What the task requires
Locate each line in the records containing "configuration". Copy it.

** Opening Available records block **

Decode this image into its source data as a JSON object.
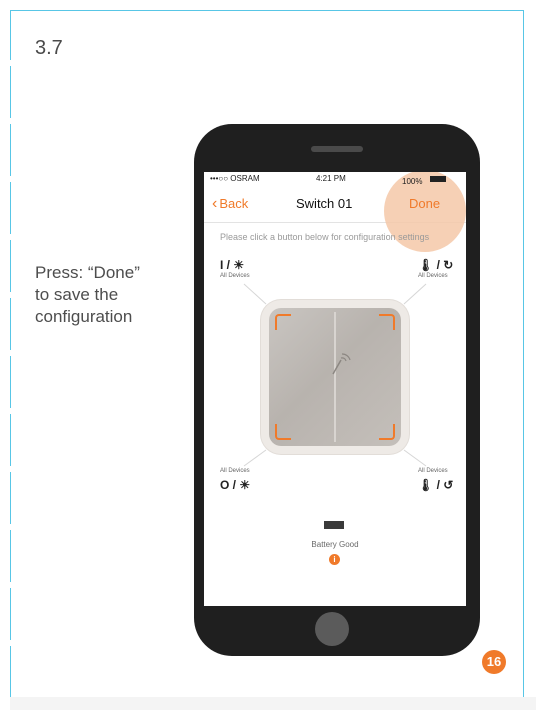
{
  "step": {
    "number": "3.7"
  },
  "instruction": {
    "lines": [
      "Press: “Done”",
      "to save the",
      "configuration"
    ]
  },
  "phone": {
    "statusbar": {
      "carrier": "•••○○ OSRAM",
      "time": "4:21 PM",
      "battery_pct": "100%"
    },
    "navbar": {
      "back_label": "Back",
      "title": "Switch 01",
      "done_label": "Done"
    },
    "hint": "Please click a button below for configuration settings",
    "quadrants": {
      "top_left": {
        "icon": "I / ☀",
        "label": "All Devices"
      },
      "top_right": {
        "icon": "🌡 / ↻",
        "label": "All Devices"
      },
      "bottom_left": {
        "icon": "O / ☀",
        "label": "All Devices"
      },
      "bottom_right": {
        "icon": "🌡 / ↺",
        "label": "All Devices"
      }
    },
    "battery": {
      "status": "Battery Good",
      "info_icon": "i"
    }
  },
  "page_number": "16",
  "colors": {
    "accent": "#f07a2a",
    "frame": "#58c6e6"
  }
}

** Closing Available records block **
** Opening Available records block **

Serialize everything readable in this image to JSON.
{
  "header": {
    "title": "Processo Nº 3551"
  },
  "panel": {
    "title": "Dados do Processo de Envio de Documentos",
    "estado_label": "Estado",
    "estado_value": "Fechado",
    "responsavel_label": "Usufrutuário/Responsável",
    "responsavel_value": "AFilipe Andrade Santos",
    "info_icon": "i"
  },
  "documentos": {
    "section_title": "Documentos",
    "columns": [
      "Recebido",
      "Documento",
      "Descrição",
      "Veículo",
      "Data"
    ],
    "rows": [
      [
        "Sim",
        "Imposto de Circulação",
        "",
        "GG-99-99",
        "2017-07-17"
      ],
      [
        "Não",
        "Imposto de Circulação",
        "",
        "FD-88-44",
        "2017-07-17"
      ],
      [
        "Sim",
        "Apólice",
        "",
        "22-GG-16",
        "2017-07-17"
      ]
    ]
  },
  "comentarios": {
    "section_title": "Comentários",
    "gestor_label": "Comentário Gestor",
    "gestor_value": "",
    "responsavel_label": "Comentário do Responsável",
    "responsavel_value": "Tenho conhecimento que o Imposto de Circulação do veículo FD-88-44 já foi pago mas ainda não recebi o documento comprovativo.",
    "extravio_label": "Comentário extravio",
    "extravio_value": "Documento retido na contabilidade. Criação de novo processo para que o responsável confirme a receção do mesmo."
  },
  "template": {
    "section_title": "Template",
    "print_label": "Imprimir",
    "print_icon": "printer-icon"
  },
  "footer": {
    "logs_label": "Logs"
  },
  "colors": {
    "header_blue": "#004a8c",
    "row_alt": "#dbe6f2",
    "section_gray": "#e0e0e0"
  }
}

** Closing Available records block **

Response
      "configuration"
    "hint": "Please click a button below for configuration settings",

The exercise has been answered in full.